[Dataset excerpts]

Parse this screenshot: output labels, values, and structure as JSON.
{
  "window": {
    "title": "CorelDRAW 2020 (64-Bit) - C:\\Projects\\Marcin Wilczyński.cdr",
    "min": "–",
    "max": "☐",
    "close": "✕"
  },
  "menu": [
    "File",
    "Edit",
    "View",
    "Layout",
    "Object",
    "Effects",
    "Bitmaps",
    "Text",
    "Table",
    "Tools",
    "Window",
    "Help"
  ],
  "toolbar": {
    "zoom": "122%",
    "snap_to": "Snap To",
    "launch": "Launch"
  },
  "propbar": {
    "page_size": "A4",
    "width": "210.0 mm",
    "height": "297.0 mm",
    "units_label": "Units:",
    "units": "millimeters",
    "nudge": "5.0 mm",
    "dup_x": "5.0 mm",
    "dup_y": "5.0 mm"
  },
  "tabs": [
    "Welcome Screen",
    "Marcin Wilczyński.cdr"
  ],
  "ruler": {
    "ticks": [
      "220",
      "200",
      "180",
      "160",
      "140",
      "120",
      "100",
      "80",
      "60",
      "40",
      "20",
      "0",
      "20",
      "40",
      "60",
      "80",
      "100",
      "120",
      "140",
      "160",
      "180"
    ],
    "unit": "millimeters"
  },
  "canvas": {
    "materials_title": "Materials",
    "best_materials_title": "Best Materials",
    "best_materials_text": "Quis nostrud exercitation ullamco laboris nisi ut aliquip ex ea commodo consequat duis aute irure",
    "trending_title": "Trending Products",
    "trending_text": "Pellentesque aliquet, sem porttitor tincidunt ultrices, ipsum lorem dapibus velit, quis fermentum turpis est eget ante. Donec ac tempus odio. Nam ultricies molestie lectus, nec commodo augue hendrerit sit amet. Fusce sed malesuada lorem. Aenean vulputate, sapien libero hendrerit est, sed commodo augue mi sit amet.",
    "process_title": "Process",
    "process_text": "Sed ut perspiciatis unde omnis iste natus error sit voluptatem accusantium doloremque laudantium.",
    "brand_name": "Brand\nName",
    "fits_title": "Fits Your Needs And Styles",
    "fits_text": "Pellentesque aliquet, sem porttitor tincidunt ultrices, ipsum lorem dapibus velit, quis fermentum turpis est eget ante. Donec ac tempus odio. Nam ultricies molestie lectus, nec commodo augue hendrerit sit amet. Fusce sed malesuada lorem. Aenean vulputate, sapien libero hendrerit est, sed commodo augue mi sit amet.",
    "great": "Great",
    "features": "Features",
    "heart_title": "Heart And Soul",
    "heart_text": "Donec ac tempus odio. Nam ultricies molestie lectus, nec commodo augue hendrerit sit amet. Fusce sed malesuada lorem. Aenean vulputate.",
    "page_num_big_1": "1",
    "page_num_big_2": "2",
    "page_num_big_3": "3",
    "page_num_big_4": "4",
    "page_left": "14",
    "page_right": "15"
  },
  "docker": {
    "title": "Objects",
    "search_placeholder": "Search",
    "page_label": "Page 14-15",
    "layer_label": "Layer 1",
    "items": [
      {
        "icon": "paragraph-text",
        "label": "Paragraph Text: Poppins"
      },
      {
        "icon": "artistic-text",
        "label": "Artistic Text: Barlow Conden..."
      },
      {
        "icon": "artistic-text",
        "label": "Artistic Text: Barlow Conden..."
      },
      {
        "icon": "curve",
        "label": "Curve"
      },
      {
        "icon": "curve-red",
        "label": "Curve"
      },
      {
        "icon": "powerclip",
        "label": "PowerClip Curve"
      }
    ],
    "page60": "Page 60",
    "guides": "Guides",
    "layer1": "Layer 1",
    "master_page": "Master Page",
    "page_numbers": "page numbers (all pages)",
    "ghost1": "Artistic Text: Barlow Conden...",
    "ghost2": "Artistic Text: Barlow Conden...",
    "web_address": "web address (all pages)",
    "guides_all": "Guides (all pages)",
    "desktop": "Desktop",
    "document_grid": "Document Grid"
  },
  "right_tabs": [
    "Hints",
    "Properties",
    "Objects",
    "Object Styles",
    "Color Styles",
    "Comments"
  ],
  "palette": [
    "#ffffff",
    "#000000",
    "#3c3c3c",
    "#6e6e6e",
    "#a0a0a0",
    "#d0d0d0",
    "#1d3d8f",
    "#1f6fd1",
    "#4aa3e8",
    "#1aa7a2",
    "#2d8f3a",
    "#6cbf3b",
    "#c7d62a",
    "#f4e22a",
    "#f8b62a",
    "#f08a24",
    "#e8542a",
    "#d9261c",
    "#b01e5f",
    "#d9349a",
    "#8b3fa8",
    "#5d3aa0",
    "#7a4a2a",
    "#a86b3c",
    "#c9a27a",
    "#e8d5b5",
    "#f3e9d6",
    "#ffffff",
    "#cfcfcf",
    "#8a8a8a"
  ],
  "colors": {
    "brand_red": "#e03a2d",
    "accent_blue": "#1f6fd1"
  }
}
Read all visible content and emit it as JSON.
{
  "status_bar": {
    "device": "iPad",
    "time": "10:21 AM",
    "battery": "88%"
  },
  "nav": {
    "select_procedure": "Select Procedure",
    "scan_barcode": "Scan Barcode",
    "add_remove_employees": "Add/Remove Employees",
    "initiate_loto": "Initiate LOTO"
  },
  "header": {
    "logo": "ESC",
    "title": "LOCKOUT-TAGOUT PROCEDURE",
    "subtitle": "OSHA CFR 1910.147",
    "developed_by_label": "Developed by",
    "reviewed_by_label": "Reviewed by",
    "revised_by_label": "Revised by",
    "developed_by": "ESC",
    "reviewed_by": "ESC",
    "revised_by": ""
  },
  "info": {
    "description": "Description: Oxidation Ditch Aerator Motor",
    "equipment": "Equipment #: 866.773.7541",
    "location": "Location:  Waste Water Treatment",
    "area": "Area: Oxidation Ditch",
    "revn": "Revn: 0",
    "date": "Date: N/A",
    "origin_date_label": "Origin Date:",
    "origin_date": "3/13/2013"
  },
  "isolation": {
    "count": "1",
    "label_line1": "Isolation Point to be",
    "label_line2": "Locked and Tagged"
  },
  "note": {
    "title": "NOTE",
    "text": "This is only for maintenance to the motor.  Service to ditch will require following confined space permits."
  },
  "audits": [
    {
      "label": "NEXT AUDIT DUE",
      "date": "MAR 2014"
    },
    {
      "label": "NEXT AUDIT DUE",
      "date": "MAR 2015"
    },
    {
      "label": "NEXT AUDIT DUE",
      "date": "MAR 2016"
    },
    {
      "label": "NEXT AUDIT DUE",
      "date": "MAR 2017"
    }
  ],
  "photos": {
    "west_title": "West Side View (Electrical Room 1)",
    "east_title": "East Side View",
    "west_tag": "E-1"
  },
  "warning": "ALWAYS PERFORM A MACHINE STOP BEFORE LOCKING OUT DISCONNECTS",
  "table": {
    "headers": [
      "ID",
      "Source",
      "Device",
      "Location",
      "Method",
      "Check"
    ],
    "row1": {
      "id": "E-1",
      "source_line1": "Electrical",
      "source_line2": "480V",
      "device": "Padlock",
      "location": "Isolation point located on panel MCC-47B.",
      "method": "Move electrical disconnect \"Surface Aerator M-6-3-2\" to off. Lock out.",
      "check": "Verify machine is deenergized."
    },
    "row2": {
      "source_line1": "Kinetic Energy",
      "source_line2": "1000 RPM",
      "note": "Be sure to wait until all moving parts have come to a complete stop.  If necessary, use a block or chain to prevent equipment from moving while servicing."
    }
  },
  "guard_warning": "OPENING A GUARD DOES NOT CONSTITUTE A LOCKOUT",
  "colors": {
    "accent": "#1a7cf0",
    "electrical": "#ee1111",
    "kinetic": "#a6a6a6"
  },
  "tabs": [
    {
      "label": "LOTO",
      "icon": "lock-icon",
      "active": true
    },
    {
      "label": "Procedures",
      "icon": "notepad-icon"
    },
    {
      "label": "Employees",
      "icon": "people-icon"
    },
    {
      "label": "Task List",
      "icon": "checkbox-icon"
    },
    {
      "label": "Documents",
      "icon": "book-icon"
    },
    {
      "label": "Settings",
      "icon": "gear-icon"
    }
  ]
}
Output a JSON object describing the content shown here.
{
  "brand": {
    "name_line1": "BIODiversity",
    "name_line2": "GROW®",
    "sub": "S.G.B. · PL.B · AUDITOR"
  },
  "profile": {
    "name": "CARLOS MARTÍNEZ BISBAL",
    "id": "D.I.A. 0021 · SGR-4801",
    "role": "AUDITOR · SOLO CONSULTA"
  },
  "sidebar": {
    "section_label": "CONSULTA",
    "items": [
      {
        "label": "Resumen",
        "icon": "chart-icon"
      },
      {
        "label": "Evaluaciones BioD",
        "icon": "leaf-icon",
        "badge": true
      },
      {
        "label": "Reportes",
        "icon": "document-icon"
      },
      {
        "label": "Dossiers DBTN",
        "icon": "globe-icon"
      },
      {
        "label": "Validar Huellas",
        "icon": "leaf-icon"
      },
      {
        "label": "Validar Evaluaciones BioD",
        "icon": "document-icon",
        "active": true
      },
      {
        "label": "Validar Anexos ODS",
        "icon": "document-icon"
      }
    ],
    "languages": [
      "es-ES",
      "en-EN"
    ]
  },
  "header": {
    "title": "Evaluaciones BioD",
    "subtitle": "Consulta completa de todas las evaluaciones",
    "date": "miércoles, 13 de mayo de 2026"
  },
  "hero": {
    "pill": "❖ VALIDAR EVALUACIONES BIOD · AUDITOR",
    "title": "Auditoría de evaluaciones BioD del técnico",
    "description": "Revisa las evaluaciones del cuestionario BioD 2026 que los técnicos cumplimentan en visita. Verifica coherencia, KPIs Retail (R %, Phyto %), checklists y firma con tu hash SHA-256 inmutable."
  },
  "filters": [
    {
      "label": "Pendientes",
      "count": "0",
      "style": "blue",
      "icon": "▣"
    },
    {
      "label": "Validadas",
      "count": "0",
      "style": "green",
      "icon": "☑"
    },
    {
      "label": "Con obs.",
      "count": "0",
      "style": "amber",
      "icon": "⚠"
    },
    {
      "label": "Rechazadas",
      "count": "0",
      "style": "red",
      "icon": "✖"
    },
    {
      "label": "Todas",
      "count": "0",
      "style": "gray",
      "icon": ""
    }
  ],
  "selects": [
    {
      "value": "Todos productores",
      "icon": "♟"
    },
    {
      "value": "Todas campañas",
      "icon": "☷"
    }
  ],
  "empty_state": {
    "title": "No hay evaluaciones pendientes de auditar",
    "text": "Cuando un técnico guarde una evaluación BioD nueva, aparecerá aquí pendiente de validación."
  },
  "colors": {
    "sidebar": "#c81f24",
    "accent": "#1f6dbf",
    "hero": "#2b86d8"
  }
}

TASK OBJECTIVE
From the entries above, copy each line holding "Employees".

RESULT BELOW
    "add_remove_employees": "Add/Remove Employees",
      "label": "Employees",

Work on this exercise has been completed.